Known as “wayfinding” in the trade, the technology allows users to touch a destination on an interactive screen and instantly receive directions and other relevant information. In the universities installation, solar panels are strategically placed around campus to capture the sun’s energy and power the screens, directing students and visitors to destinations around campus. Information is refreshed four times each hour. Visitors can find their way to each of the solar “farms” as they are called, as well as access to the university website and to their destination.


The company behind the installation is Ireland's EcoTech Computers, and their brand is Eco. The Eco solar kiosk is a self-contained system that draws its power requirements directly from the sun and stores energy collected in its battery bank, so the kiosk is fully functional even on those rare Florida days when the sky is cloudy. The self-contained system stores the collected energy in its 135AH deep cycle battery bank. Its fanless Intel Atom N270 processor and 21-inch LED high contrast monitor operate without the need for a traditional power supply.


John Lawson, The University of Florida's physical plant department director, explained that the project was an attempt to provide information to the general public as well as to students and staff on how much energy the project produced and to offer more education on solar power. Of course, campus directions and additional information are also key to the system’s usage. He noted that a goal of the University is to be carbon neutral by 2025. The University of Florida was selected in 2012 based on three factors: student population, energy consumption and plans to use solar arrays as educational and research tools.


EcoTech’s solar-powered outdoor kiosk saves up to 9.2 tons of Carbon Dioxide.
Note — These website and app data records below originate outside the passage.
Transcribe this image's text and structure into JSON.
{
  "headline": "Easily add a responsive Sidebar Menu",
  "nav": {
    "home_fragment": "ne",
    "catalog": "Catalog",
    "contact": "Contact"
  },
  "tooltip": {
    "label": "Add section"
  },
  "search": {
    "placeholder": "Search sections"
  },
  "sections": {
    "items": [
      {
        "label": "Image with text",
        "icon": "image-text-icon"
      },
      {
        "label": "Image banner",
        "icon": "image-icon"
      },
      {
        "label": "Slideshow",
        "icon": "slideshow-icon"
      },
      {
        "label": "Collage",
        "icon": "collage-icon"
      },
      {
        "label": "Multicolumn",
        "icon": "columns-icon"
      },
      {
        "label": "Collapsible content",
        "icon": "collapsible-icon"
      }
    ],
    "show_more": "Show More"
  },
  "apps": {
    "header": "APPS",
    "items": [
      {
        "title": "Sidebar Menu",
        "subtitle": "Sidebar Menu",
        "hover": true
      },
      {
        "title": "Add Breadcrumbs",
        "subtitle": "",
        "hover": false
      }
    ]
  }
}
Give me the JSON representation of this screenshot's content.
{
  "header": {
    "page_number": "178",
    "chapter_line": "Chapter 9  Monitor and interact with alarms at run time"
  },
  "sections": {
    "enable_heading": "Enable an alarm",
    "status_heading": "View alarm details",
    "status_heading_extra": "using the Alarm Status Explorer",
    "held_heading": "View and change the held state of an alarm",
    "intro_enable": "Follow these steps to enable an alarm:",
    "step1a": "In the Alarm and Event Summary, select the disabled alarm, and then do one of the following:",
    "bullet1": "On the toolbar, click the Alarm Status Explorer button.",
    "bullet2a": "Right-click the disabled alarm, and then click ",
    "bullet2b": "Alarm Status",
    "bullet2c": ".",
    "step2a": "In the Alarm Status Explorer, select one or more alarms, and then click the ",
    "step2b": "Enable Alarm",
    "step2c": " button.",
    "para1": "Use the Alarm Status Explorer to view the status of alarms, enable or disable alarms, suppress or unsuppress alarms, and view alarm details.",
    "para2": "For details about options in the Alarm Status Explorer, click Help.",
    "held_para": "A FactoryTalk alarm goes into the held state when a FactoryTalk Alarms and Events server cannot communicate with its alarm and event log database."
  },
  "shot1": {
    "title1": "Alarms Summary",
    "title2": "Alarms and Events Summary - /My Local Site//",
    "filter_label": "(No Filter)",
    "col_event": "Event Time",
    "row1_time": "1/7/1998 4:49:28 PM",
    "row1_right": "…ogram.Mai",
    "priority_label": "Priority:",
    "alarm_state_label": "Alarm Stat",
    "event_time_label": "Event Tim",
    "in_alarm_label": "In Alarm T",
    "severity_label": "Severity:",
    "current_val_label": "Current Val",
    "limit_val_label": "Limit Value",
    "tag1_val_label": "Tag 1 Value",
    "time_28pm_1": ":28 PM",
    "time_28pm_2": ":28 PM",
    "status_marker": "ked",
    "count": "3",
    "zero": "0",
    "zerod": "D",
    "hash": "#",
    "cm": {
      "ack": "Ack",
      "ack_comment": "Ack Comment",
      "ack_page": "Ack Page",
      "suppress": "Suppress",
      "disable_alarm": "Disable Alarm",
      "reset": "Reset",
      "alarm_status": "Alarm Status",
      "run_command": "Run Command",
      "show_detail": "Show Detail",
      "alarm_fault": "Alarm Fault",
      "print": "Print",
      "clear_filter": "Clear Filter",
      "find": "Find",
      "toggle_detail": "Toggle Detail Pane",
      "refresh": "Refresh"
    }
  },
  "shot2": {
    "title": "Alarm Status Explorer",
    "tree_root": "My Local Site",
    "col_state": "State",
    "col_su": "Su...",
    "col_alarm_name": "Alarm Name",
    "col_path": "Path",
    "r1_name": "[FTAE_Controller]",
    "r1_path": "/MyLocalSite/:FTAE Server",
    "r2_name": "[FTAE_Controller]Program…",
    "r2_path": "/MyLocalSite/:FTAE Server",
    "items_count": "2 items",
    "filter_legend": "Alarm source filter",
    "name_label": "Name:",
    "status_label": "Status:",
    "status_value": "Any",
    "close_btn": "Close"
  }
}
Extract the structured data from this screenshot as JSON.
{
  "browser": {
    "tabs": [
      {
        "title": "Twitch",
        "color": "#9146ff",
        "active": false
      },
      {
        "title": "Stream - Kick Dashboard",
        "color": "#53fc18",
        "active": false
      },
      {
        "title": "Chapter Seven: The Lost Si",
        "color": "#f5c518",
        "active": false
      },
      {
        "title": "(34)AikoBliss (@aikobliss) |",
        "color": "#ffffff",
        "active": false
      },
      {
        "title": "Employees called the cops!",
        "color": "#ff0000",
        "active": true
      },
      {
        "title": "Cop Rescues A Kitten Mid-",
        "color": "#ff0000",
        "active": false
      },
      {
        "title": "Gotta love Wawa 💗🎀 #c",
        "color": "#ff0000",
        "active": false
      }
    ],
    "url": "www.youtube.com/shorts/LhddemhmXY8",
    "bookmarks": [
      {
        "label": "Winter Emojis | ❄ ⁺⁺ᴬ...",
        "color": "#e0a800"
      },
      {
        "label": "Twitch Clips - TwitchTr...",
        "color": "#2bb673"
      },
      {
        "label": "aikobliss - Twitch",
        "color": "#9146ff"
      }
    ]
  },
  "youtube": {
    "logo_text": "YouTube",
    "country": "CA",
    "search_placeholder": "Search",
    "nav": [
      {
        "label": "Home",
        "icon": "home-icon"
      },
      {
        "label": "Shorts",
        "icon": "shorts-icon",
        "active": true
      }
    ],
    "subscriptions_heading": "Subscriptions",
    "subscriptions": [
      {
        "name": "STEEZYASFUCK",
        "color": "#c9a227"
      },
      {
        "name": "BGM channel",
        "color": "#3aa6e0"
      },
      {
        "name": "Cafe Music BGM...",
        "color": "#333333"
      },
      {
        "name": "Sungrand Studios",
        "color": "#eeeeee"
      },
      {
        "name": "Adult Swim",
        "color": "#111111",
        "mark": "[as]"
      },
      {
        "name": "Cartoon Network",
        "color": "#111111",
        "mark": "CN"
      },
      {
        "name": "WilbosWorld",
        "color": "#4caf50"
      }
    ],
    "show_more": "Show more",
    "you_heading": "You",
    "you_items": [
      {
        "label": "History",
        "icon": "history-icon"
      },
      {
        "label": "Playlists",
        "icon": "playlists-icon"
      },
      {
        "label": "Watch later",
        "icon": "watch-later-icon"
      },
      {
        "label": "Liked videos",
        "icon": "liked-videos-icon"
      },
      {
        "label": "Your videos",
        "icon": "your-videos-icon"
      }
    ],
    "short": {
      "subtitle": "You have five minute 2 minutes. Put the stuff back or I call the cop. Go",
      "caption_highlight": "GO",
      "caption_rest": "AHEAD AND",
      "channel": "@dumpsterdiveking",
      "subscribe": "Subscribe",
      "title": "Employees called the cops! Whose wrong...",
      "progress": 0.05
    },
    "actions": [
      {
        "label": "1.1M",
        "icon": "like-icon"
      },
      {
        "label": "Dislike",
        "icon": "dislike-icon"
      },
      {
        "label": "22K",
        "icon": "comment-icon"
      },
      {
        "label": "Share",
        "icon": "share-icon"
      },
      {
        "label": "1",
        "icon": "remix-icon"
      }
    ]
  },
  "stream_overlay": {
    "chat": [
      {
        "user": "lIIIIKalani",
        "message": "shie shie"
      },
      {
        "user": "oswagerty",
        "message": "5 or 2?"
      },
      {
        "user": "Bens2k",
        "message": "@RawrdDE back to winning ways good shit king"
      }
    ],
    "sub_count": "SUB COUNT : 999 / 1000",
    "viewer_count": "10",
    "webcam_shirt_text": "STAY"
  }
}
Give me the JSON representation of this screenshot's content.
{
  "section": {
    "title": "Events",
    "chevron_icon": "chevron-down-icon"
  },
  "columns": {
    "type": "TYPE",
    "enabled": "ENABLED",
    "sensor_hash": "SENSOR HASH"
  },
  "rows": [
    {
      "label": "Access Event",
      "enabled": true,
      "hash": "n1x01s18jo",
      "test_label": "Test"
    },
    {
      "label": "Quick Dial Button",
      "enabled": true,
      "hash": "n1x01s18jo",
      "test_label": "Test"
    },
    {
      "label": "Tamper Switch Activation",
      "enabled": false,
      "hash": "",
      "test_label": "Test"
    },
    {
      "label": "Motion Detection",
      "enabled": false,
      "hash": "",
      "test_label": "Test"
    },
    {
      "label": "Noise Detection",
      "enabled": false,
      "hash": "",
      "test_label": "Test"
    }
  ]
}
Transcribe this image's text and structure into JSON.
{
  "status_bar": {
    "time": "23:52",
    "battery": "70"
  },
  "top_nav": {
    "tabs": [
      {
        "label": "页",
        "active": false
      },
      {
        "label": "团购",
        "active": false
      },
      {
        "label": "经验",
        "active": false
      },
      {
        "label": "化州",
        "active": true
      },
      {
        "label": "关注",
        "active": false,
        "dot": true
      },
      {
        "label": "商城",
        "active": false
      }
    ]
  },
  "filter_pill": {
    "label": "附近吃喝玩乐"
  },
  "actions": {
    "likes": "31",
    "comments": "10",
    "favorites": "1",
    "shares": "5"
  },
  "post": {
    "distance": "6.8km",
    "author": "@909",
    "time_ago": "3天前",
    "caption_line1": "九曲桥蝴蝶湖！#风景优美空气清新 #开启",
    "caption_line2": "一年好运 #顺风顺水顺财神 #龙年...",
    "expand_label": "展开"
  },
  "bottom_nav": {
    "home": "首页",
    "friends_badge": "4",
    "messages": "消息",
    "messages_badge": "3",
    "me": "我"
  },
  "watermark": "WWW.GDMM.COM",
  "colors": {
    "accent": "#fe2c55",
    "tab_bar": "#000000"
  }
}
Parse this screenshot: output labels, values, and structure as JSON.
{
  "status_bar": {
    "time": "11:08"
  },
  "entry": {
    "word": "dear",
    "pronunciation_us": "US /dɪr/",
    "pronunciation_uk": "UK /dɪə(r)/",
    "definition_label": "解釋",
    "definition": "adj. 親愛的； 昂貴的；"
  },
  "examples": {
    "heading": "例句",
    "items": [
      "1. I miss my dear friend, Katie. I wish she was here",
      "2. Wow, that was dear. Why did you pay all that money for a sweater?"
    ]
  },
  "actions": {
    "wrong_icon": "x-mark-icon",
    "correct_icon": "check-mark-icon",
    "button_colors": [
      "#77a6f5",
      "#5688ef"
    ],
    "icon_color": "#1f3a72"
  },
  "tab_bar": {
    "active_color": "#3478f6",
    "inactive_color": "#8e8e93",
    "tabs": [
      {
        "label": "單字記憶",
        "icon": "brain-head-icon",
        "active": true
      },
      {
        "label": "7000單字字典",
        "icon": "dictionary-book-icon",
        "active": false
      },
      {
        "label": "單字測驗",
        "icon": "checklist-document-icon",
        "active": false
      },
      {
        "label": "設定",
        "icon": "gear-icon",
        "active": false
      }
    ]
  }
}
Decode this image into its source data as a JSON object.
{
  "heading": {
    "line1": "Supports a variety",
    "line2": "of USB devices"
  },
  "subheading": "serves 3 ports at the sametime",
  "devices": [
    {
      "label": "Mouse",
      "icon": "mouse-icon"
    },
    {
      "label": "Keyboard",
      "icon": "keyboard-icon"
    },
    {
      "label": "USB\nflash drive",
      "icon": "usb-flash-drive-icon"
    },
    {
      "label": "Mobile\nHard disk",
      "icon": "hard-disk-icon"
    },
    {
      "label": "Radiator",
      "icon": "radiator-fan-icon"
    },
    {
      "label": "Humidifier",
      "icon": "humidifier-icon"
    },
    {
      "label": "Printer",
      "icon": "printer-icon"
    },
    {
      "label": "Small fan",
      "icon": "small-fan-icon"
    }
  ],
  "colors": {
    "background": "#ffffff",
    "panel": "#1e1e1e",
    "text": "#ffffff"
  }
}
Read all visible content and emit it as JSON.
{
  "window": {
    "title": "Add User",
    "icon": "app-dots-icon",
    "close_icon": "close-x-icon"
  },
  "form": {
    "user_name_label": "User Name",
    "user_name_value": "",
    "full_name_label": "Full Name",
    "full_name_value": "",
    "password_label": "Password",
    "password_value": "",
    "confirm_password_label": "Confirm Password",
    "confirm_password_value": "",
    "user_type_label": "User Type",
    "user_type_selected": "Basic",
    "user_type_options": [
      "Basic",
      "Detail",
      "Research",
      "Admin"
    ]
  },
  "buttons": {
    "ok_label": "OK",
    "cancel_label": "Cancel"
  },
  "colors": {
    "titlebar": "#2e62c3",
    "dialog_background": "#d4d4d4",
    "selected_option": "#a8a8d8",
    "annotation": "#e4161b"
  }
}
Additionally, the technology offers access to the internet or stored media, a secure lock-down browser, remote management and a stainless steel casing for vandal resistance, security and weatherproofing.


The company installed its first Eco Kiosk in July 2010, at the entrance to Trim Castle in Ireland, providing 60,000 annual visitors with information about the castle and its surrounding areas. The company states that there is considerable interest in U.S. companies, schools and retail establishments to “go green” with the touchscreen way finding technology.

For the original article from Point of Sale News click here.